Material Girl

The post to follow is a little repetitive but that's on purpose. Partly for myself and partly for you, the reader. Thanks for hanging in there! Before we dive in, some of my favorites from the past couple of weeks . . . 

NPR’s Pop Culture Happy Hour podcast had some interesting thoughts regarding Straight Outta Compton AND whether or not there is “too much TV.” The part regarding Netflix’s ability in picking up shows that have been previously cancelled was super intriguing. 

I love Molly Yeh. Her photos from her recent trip to Israel are STUNNING and her most recent cake is unreal. 

Loved Amber Haines’ interview on The Simple Show, specifically in regards to her thoughts on sacramental living.

 I’ve shared before how I felt there was a strong disconnect between what made me feel alive, and what I was being taught within the church. It was an incredibly frustrating struggle and it led to an incredibly frustrating and aggravating season of life. On one hand, my heart space truly felt as though it had been lit on fire when I dove head first into the arts. On the other hand, my shoulders carried an immense sense of guilt because I was being told that none of it really mattered. The world was fallen and going to be destroyed in an all consuming fire . . . you think I'm joking but isn't that what a "rapture" mindset boils down to? Essentially, Matter doesn't matter

I clearly remember staying up late one night journaling and praying, praying so very hard that I would be excited about "going to heaven." Yet with each month, season, and year that passed, as I tried to be less excited about "earthly matters" and more excited about "spiritual matters", my heart grew cold and eventually numb. It was rather counterintuitive and a ripe breeding ground for guilt. 

When we view the earth and everything in it as void, our jobs, loved ones, and day to day lives, become entirely utilitarian. Desire and passion are sucked by the lips of our looming future and we as humans are left on this physical earth, awaiting a home for our not so physical souls. 

Two weeks ago I shared with you snippets from a lecture by Dr. George Grant. In a nutshell, he described an era of history known by some as Christendom, a time when Christianity knew no difference between the secular and the sacred. BOTH planting flowers and Scripture, BOTH poetry and theology, BOTH craftsmanship and the clergy. There was no fear or guilt but abundance. Culture flourished AND so did the gospel, it spread like wild fire.  

Rather than removing themselves from “earthly” tasks and events, concerns and events, these saints threw themselves into the EVERYDAY. The art. The literature. The science. The sculpting.  The architecture. The farms. The cooking. The thinking. The reading and the cleaning. The motherhood and the arithmetic. There was no distinction between the secular and the sacred.
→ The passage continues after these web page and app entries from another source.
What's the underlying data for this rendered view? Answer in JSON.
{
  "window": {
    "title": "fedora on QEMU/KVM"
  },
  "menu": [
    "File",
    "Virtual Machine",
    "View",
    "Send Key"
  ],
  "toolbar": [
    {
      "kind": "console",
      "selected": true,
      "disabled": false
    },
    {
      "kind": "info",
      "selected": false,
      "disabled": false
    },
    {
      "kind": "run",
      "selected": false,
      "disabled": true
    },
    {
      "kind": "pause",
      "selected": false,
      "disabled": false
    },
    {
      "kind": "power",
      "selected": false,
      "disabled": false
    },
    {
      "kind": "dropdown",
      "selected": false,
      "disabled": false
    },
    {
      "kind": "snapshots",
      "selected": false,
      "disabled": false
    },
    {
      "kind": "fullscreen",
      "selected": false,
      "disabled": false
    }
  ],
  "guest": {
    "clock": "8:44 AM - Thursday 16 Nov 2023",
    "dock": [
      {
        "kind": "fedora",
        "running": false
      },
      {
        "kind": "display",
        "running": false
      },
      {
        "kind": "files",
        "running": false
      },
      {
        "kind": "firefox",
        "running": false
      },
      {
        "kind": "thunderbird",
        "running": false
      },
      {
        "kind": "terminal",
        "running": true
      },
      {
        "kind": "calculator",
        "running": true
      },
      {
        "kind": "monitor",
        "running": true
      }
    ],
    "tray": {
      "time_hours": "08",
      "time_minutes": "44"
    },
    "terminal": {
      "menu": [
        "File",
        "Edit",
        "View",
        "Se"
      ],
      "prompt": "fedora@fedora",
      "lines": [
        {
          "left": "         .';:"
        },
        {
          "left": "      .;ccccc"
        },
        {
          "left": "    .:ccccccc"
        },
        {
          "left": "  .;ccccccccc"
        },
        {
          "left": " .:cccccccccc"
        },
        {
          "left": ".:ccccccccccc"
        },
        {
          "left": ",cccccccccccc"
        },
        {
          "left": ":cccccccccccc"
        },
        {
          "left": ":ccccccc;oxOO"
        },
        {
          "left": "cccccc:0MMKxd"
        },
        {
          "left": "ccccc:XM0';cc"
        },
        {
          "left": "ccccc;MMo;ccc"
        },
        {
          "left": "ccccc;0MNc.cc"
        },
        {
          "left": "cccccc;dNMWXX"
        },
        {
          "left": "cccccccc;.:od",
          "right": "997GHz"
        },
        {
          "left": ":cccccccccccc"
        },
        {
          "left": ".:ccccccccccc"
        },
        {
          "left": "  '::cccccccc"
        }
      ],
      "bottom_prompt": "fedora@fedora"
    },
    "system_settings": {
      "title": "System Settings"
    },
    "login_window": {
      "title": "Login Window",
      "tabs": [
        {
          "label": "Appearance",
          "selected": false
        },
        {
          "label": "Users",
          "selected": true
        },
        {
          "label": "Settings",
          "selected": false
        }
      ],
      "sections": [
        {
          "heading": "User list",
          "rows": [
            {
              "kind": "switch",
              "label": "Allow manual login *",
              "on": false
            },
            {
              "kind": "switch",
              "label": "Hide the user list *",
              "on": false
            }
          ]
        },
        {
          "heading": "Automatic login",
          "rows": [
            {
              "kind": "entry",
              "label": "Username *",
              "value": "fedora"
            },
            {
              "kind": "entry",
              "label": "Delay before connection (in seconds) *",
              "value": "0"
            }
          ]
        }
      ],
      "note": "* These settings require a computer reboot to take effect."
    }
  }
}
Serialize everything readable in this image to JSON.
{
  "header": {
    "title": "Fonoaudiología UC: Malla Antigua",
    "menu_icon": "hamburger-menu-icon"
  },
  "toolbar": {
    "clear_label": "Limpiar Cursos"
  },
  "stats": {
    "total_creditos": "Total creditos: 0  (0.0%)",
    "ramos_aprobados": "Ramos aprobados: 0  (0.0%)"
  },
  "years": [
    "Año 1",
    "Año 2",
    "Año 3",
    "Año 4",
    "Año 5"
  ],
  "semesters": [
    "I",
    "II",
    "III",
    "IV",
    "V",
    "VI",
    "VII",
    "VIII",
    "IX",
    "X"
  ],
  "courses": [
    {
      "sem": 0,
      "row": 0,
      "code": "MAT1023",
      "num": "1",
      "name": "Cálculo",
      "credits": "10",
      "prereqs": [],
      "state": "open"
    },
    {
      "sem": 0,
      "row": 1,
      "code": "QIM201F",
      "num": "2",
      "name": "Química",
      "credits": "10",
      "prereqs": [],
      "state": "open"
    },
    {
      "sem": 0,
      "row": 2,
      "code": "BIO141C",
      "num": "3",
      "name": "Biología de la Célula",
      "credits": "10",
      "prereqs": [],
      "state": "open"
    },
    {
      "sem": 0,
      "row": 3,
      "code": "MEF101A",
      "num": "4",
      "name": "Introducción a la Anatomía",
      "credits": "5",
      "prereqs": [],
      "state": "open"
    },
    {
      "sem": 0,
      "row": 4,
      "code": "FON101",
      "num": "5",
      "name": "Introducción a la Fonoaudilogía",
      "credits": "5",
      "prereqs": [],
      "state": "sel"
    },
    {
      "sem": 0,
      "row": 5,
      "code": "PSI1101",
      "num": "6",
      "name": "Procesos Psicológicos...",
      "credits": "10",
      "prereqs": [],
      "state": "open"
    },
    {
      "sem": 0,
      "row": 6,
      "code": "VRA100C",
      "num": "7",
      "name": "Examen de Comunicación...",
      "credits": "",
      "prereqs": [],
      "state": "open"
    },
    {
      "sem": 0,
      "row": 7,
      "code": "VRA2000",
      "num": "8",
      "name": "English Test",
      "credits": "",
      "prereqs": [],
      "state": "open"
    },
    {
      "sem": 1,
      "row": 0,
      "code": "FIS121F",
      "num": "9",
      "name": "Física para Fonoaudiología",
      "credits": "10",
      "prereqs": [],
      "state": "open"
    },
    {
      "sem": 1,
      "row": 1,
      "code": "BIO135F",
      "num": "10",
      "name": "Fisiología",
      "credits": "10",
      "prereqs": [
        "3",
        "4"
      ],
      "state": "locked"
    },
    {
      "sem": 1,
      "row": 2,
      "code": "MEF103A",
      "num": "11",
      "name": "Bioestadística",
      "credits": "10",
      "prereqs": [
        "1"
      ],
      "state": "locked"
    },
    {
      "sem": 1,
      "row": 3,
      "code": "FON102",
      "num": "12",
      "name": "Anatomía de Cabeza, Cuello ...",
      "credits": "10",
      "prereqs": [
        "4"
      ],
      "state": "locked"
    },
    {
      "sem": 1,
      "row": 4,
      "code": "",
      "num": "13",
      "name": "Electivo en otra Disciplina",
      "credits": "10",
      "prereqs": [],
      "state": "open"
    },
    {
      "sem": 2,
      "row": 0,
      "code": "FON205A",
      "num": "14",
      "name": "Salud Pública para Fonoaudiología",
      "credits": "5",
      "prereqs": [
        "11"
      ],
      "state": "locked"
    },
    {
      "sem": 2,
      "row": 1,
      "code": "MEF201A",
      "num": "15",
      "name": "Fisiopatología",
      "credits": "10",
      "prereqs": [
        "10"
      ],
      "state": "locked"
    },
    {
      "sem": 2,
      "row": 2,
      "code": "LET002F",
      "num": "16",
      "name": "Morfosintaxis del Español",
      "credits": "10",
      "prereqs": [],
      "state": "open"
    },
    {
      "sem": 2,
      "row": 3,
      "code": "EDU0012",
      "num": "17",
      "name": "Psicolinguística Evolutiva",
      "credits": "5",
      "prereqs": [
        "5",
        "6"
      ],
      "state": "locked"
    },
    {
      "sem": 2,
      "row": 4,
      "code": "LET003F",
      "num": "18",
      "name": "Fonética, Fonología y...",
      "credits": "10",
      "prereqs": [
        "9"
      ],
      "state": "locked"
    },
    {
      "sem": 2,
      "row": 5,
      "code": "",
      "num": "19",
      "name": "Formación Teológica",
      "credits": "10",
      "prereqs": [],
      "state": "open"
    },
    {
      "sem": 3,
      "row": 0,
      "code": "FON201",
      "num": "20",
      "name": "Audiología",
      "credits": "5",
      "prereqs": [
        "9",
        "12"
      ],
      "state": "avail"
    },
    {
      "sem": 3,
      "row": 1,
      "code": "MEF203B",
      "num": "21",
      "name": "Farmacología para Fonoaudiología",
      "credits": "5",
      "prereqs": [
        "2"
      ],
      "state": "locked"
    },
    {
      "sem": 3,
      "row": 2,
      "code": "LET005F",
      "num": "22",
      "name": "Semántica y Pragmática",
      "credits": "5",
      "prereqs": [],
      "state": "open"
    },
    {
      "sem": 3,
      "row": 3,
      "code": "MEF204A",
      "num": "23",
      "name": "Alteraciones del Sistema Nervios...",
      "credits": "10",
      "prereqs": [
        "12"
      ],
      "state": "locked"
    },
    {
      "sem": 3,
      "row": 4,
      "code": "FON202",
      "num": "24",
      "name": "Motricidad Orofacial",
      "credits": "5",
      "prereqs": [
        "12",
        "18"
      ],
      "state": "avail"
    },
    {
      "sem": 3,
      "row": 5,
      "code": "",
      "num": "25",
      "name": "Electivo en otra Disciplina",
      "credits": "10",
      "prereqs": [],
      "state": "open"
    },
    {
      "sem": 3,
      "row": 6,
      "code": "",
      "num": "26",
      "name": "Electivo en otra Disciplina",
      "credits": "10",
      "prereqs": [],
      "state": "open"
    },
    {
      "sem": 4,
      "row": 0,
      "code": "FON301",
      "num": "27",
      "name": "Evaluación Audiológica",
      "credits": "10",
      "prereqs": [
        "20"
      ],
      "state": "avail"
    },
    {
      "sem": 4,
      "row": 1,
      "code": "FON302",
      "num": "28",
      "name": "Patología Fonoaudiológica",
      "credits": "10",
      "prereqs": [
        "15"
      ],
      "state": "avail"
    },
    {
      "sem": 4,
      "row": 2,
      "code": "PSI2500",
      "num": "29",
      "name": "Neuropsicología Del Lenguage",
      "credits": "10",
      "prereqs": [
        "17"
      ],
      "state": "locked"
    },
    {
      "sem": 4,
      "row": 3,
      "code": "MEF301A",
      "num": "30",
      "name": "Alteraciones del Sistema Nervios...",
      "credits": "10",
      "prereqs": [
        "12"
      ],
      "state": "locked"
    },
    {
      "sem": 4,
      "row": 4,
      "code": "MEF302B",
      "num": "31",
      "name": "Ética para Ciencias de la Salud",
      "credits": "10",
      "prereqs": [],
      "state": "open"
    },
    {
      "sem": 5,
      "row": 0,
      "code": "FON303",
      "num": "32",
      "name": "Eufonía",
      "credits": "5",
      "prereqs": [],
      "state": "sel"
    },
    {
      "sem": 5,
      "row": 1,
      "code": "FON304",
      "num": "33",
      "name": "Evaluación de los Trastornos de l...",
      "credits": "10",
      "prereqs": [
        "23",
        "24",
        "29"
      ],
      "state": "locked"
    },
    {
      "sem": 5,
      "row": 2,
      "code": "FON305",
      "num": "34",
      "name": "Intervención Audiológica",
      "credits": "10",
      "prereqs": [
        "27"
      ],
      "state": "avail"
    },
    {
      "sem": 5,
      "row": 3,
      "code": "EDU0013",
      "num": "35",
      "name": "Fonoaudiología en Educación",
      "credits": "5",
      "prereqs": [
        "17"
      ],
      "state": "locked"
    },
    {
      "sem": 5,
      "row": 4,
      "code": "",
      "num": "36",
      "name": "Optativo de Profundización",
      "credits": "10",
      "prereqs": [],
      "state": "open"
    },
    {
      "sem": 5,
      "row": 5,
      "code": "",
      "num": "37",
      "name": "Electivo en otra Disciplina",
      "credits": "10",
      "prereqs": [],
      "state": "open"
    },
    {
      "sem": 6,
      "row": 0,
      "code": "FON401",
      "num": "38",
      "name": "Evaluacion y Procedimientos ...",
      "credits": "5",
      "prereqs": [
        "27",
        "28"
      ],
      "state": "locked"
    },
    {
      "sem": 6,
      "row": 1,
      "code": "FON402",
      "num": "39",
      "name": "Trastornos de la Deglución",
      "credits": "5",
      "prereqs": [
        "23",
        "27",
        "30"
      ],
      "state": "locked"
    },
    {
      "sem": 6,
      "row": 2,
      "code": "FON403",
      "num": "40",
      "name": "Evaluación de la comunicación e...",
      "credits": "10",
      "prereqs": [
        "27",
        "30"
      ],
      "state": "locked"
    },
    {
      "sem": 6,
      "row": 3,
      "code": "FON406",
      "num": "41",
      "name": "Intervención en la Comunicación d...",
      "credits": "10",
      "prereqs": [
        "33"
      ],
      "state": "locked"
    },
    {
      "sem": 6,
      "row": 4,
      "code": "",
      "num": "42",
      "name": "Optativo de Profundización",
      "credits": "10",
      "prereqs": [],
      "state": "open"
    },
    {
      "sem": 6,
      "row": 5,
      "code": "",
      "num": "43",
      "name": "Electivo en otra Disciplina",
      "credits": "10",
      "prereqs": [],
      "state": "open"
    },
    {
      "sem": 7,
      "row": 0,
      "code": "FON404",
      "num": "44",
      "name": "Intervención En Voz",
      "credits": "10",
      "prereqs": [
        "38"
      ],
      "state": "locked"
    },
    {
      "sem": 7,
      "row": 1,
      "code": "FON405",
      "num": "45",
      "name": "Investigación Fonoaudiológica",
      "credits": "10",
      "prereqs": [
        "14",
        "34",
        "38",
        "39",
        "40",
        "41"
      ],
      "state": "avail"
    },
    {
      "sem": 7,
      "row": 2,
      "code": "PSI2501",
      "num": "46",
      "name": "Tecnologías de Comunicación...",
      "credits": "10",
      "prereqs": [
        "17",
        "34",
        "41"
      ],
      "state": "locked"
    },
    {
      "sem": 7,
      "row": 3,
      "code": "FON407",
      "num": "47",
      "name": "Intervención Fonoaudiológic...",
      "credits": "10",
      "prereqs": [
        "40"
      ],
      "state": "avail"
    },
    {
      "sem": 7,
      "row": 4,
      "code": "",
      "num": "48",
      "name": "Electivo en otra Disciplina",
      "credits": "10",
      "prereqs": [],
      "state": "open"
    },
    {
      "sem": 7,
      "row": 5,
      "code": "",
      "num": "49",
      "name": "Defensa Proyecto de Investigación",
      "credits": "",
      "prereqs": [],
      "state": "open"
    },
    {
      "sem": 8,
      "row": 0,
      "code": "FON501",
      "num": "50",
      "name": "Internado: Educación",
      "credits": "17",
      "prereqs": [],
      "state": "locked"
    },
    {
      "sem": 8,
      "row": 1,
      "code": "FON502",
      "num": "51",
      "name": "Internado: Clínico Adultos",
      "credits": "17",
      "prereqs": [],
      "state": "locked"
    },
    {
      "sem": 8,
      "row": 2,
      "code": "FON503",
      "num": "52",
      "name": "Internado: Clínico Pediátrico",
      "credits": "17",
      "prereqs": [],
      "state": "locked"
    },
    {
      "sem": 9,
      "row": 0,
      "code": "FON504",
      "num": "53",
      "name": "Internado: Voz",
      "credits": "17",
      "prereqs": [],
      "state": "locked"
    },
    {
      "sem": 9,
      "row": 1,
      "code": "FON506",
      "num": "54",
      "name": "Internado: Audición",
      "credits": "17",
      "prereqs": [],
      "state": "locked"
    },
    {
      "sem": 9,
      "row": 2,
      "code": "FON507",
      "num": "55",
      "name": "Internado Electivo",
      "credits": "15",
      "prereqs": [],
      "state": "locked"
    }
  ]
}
They were entirely IN the world . . . and the world took notice.

I also shared the concept referred to as “Echoes of Eden.” To be brief, it’s an internal longing we experience when we encounter what USED TO BE and WHAT IS TO COME . . . essentially, Eden. Harmony. Shalom. We were made for Eden and we long for Eden. Like pilgrims on a long journey, we long for our true home. It is our job, as both stewards of the earth and the Good News to share Eden with the broken world around us.

The saints of Christendom understood this. They lived as signposts pointing in TWO directions. Their lives, their hands, their homes, their everyday tasks pointed back to the beauty of Eden that once was and forward to the coming Eden that will be. They pointed to a time when everything was whole, unbroken and unscathed. Simultaneously, they pointed to a time when what has been broken and scathed, will be made new. 

Interestingly enough, I did not find spiritual growth or life in trying to separate myself from the material world. Quite the opposite. I only found guilt and dry land. However, in engaging the material world, I did in fact find spiritual growth and life. The separation between the Secular and the Sacred is rooted in a separation between the spiritual world and the material world and it is not until we seek to reconcile the two and live as Weird Amphibians (spiritual bodies within space and time) that we will find our place in the world.